Rust tooling is great for interoperability

Now this is also something that positively struck me.

One of the projects I worked on consisted of bridging 900K+ lines of C code from and into Rust. There was no great difficulty in doing this, because Rust makes it really easy, and this use case seems to be pretty well established as there are many crates and examples out there. Writing Rust bindings for foreign code is made relatively straightforward through the FFI machinery, I can’t speak for all the languages but languages belonging to the C-family (C/C++/Objective-C) are well supported.

This doesn’t mean there is not much work to do, as you still need to have some “plumbing” code here and there to glue things together, but it’s the price to pay and I think it’s fairly low. Also, it’s nice to see Rust sticking to its philosophy and requiring shady low-level code to be declared unsafe (basically all FFI functions are de facto unsafe because Rust can’t have any control on the arbitrary code written in another language.)

Rust is powerful

Still, I would like to end this blog post on a positive note. Rust is a really rich language allowing for potentially great advances in systems programming. Strict ownership and borrowing help to ensure that data are accessed safely and efficiently. Its modern syntax and design allow for an easier understanding and usage of programming languages software patterns and recent paradigms. Also, it is not so much spoken about, but Rust does a really good job making sure threads run concurrently without race conditions and similar issues.

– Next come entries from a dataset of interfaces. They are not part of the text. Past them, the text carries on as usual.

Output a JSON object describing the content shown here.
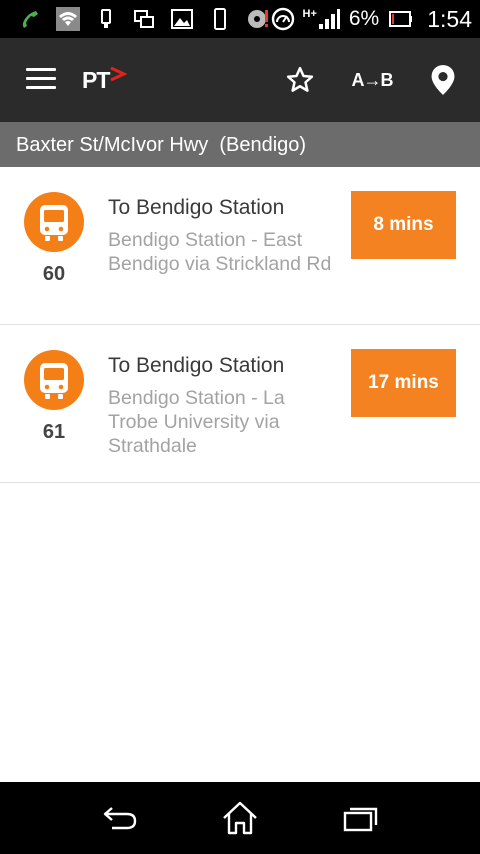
{
  "status_bar": {
    "battery_percent": "6%",
    "time": "1:54",
    "network_label": "H+",
    "icons": [
      "phone-call-icon",
      "wifi-icon",
      "usb-debug-icon",
      "screen-mirror-icon",
      "image-icon",
      "device-icon",
      "storage-alert-icon",
      "speedometer-icon",
      "signal-icon",
      "battery-icon"
    ]
  },
  "app_bar": {
    "logo_text": "PT",
    "ab_label": "A→B",
    "icons": [
      "menu-icon",
      "favorite-star-icon",
      "location-pin-icon"
    ]
  },
  "stop": {
    "title": "Baxter St/McIvor Hwy  (Bendigo)"
  },
  "departures": [
    {
      "route": "60",
      "destination": "To Bendigo Station",
      "description": "Bendigo Station - East Bendigo via Strickland Rd",
      "time": "8 mins"
    },
    {
      "route": "61",
      "destination": "To Bendigo Station",
      "description": "Bendigo Station - La Trobe University via Strathdale",
      "time": "17 mins"
    }
  ],
  "nav_bar": {
    "icons": [
      "back-icon",
      "home-icon",
      "recent-apps-icon"
    ]
  },
  "colors": {
    "accent": "#f58220",
    "app_bar": "#2b2b2b",
    "stop_bar": "#6c6c6c",
    "logo_arrow": "#e2231a"
  }
}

A word to end

I really enjoyed working with Rust. If I had the choice of a new software development language to learn in 2020 or even today in 2022 I’ll definitely choose it, no hestitation. I see in it so much potential and hope it’ll gain more visibility in the embedded systems world in the upcoming months. The recent introduction of a Rust Linux kernel module shows great promise and a bright future ahead.

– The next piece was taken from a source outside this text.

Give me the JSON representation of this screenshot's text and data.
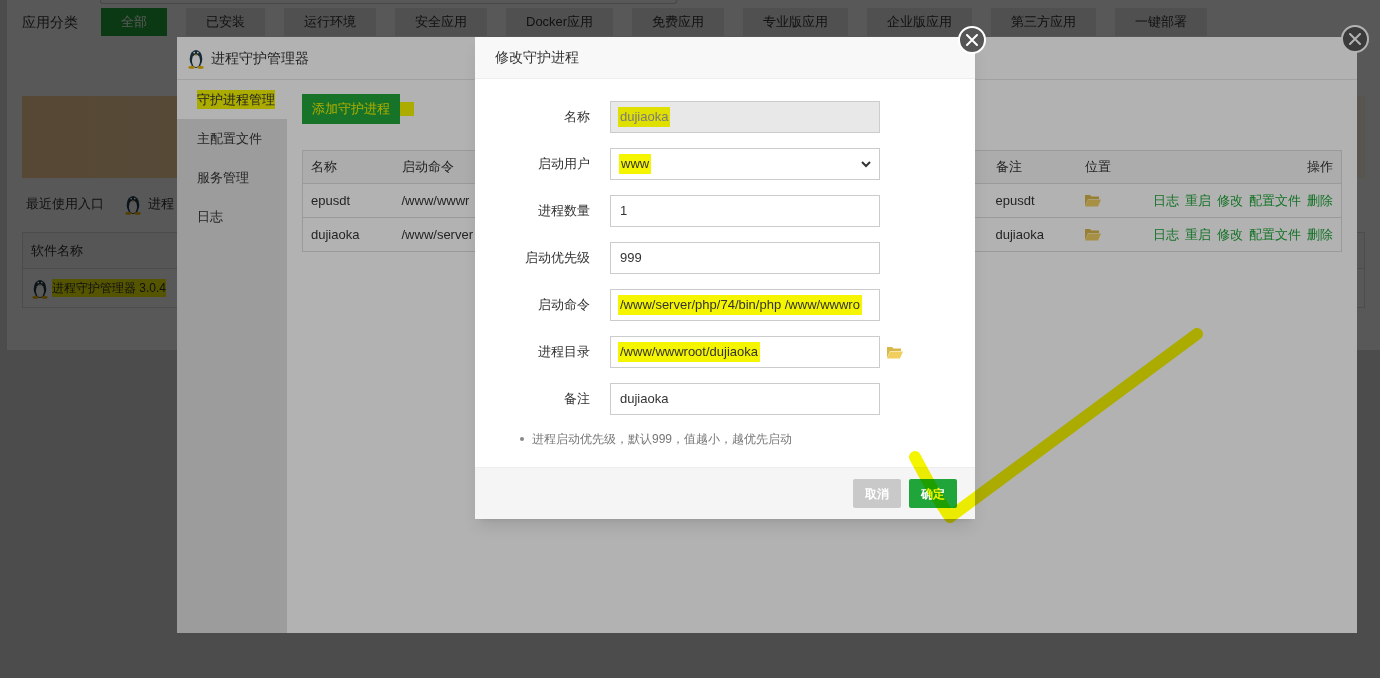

On a more personal note, I wish to be more involved in shaping Rust’s future by making contributions to its software while keeping learning its concepts and intricacies.

Discussion on r/rust

HN article

External references

  1. For the seventh year in a row, Rust topped Stackoverflow’s 2022 survey as the most loved programming language. 

  2. Android next-gen BLE stack is being written in Rust: https://www.reddit.com/r/rust/comments/mgz7y5/androids_new_bluetooth_stack_rewrite_gabeldorsh/ 

  3. KataOS, Google’s new secure OS is also implemented almost entirely in Rust: https://opensource.googleblog.com/2022/10/announcing-kataos-and-sparrow.html